● **What the task asks**: The output should be every line below that includes the word "this".

(Input data begins)

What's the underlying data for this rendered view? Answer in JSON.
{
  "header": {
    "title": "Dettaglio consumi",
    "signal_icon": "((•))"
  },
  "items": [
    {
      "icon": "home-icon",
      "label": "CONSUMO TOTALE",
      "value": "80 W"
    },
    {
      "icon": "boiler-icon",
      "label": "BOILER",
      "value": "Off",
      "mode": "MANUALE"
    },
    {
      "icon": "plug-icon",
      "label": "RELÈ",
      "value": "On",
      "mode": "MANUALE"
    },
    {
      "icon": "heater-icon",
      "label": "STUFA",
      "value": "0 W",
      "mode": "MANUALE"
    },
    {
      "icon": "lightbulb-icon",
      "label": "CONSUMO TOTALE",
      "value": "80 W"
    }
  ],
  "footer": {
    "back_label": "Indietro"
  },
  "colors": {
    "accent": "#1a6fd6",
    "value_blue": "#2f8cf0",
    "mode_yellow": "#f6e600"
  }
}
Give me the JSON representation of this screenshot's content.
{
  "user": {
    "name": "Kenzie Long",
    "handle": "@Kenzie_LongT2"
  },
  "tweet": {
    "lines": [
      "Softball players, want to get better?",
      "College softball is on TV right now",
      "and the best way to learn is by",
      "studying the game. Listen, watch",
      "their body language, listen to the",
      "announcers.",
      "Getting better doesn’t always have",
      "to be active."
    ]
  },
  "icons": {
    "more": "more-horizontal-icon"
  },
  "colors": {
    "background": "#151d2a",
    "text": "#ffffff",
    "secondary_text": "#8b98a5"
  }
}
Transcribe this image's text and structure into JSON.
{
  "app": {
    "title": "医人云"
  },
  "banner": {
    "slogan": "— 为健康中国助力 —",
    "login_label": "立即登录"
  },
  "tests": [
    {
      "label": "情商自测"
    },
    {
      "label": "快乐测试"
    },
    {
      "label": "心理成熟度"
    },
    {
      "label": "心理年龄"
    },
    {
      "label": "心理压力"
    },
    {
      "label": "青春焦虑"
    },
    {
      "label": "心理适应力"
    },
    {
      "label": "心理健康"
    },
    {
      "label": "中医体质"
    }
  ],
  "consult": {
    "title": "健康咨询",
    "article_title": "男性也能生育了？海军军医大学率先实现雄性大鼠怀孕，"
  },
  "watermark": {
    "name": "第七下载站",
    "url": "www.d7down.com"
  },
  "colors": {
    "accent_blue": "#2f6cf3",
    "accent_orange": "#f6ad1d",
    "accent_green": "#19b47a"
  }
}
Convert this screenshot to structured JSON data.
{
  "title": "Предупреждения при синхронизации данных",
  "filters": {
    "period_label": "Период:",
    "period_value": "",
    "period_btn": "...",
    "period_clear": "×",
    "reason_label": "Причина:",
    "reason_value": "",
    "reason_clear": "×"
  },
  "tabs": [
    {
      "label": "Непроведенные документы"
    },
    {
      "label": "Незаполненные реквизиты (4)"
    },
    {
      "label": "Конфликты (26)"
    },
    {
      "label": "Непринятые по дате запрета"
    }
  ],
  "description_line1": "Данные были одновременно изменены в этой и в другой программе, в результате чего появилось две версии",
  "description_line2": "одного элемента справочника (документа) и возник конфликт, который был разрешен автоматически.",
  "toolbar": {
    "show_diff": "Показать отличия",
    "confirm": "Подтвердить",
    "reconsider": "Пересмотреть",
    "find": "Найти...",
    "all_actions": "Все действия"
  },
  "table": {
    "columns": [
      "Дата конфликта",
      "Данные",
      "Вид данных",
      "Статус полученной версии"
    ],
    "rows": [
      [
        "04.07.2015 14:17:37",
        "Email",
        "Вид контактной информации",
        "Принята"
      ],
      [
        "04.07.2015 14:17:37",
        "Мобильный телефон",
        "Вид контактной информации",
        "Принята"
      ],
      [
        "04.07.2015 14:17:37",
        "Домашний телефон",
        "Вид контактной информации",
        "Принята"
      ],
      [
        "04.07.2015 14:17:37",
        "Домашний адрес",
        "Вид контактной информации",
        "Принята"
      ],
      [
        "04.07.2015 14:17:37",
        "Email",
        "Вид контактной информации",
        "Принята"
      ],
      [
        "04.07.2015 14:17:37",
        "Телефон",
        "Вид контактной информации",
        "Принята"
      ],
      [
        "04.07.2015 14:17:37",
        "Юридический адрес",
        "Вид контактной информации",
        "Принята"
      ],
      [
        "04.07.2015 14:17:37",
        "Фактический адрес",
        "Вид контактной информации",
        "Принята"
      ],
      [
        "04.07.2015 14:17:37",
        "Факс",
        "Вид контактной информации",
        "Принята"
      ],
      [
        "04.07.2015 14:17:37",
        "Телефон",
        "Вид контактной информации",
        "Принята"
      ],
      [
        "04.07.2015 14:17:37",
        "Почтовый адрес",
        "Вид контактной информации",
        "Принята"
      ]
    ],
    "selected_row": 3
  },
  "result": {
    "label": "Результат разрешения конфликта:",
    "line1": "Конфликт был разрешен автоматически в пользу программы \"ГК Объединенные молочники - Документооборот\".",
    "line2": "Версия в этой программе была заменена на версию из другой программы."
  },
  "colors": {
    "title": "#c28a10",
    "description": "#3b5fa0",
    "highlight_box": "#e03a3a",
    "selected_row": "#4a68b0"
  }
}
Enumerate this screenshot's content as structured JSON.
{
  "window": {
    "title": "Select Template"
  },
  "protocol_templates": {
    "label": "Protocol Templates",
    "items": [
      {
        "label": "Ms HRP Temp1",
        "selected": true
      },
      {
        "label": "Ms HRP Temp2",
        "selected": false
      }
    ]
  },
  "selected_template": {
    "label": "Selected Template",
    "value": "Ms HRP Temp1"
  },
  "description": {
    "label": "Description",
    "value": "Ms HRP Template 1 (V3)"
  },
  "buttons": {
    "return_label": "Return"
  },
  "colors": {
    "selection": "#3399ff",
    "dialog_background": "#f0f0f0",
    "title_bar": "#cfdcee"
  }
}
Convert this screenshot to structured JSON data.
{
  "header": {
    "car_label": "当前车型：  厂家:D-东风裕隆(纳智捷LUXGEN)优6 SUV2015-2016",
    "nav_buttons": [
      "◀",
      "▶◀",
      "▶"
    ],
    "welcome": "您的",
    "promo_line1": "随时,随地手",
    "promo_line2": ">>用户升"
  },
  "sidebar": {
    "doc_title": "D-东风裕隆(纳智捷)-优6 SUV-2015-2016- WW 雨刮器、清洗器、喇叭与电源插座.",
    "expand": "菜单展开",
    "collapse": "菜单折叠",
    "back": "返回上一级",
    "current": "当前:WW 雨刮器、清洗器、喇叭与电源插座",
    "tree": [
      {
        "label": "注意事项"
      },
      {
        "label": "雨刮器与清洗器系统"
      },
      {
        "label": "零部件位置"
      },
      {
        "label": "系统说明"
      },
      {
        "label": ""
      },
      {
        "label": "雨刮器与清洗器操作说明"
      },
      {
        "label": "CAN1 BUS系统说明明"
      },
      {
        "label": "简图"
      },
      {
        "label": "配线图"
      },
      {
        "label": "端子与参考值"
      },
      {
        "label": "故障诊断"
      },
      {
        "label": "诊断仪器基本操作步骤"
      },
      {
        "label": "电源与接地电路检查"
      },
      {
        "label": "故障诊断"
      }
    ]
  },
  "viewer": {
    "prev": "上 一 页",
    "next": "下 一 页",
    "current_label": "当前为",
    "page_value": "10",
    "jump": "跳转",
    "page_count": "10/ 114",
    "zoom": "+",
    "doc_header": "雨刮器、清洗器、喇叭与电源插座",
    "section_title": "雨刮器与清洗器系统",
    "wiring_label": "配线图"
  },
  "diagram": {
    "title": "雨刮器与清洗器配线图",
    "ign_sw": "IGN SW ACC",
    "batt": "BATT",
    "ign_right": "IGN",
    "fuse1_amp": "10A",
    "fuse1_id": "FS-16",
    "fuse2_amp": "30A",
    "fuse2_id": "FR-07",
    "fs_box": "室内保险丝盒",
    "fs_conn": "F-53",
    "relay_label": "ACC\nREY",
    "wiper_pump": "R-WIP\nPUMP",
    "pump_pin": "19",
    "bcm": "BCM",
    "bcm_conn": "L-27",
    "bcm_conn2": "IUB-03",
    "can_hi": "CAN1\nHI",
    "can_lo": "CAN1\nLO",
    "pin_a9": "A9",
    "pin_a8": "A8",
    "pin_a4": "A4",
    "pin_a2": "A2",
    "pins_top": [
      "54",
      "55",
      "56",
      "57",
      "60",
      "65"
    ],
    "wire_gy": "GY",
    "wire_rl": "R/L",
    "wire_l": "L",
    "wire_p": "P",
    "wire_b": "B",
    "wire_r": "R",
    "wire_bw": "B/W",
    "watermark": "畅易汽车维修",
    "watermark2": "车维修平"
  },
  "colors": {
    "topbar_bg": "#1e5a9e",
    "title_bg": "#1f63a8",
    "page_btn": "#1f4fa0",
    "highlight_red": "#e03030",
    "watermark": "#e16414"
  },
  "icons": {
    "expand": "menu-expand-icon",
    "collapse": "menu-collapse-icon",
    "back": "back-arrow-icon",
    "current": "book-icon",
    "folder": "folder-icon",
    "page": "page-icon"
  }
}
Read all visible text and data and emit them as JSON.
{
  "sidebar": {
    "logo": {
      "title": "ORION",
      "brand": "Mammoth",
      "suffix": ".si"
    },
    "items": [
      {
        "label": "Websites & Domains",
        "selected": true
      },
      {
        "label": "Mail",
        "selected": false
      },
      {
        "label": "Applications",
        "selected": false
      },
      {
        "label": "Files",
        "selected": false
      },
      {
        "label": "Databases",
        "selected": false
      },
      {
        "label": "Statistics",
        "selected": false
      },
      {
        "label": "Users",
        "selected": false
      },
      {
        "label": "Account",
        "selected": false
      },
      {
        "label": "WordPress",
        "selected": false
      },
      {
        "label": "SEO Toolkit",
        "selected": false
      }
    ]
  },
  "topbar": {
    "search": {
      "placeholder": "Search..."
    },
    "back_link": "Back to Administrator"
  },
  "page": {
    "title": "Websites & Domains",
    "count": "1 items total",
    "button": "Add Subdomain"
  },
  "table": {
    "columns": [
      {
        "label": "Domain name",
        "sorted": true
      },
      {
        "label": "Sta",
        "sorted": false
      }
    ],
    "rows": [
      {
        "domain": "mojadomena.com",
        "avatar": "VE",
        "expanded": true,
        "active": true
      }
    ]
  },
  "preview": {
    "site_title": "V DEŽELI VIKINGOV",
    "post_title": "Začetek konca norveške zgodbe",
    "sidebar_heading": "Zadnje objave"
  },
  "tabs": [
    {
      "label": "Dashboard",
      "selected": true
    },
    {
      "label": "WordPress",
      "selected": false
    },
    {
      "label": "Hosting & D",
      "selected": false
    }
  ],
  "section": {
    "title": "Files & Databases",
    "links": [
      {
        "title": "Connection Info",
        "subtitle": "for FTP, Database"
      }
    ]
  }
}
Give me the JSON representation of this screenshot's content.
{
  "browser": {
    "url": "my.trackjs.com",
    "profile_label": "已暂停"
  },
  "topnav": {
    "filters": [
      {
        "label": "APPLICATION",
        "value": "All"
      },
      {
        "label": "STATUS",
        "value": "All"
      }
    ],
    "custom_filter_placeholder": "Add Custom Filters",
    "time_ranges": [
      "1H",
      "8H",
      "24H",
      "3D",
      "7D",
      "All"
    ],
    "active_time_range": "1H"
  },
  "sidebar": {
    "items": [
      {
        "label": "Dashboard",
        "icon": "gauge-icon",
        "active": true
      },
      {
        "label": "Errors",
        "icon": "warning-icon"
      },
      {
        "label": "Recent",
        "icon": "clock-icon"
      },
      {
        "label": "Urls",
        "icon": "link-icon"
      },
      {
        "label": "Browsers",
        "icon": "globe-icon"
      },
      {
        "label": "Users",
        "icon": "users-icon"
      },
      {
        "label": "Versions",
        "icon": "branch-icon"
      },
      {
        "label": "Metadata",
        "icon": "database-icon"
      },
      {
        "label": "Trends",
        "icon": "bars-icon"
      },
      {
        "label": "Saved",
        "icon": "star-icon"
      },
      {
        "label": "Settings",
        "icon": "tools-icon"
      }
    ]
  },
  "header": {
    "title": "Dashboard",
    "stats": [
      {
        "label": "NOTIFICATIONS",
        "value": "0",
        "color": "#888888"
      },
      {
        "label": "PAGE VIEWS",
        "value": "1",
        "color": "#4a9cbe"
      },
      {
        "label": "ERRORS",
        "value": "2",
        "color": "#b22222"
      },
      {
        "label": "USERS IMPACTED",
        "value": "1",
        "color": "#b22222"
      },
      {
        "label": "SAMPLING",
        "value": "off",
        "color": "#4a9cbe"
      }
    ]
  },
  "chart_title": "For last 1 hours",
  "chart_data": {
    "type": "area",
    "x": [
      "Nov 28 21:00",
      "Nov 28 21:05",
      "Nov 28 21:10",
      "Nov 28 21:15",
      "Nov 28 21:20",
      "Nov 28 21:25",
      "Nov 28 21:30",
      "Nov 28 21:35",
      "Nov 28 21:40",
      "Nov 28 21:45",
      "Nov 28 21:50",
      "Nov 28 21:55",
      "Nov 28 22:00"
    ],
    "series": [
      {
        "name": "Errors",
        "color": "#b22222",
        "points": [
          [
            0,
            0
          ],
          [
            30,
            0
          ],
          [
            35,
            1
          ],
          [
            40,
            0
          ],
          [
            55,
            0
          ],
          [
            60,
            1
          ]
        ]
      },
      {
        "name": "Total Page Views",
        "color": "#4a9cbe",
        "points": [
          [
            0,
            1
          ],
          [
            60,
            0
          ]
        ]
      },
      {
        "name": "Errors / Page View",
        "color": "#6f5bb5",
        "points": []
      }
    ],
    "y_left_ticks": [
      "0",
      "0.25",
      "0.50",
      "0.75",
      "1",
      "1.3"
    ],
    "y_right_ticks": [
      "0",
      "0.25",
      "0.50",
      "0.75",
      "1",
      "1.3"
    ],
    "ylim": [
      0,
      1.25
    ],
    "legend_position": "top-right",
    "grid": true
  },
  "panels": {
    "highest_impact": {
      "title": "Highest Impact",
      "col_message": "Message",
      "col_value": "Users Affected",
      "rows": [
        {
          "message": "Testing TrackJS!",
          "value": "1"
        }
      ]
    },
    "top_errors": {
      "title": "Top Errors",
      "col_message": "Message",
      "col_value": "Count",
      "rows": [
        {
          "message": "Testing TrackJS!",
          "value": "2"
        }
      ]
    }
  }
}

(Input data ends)

● **Your solution**:
What's the underlying data for this rendered view? Answer in JSON.
Give me the JSON representation of this screenshot's content.
Transcribe this image's text and structure into JSON.
Convert this screenshot to structured JSON data.
Enumerate this screenshot's content as structured JSON.
Convert this screenshot to structured JSON data.
Give me the JSON representation of this screenshot's content.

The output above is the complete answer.